# [What is expected]
From the data that follows, copy every line holding the string "false".

%%

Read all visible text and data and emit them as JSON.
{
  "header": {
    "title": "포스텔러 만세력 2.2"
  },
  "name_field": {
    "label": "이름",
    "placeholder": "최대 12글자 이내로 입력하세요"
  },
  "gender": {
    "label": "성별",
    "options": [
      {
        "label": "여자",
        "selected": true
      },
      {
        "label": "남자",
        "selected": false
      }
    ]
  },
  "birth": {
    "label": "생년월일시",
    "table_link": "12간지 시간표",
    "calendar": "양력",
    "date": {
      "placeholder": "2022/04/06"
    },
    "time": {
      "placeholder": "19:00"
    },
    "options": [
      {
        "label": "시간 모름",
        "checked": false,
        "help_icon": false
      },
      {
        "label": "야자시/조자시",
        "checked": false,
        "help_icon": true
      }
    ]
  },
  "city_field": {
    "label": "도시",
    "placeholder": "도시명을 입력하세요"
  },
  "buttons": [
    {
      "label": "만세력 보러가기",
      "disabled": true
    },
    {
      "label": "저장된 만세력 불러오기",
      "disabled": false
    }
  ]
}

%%
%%

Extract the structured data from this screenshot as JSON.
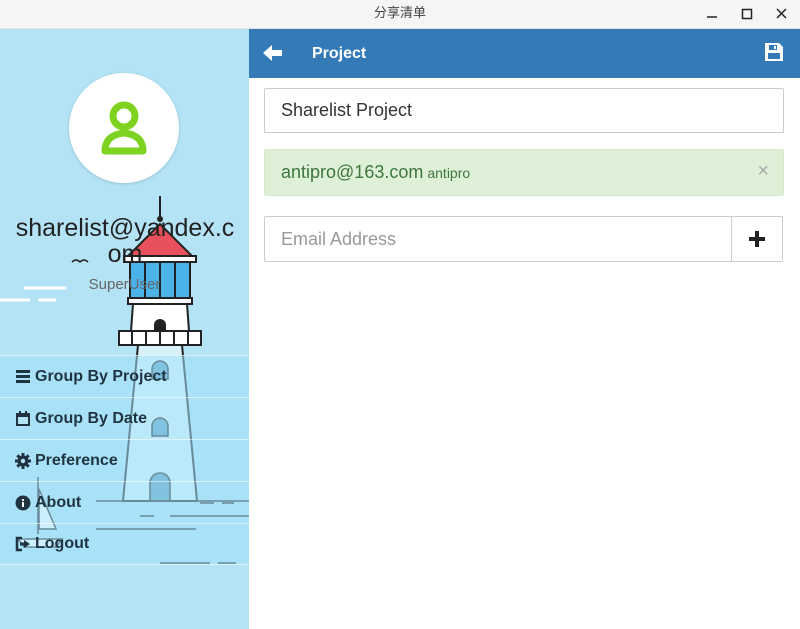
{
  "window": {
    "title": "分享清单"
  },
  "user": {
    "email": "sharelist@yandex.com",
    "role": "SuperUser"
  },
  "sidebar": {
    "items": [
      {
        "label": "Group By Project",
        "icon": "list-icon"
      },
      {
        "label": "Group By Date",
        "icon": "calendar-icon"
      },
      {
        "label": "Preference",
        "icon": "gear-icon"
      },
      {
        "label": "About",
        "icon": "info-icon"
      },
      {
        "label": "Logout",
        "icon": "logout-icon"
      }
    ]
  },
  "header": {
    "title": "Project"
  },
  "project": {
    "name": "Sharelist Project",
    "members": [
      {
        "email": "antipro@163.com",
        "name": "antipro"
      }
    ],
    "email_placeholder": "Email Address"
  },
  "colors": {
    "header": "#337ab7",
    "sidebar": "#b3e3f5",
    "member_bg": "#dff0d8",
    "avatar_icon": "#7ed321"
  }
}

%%

# [Task result]
        "selected": false
        "checked": false,
        "help_icon": false
        "checked": false,
      "disabled": false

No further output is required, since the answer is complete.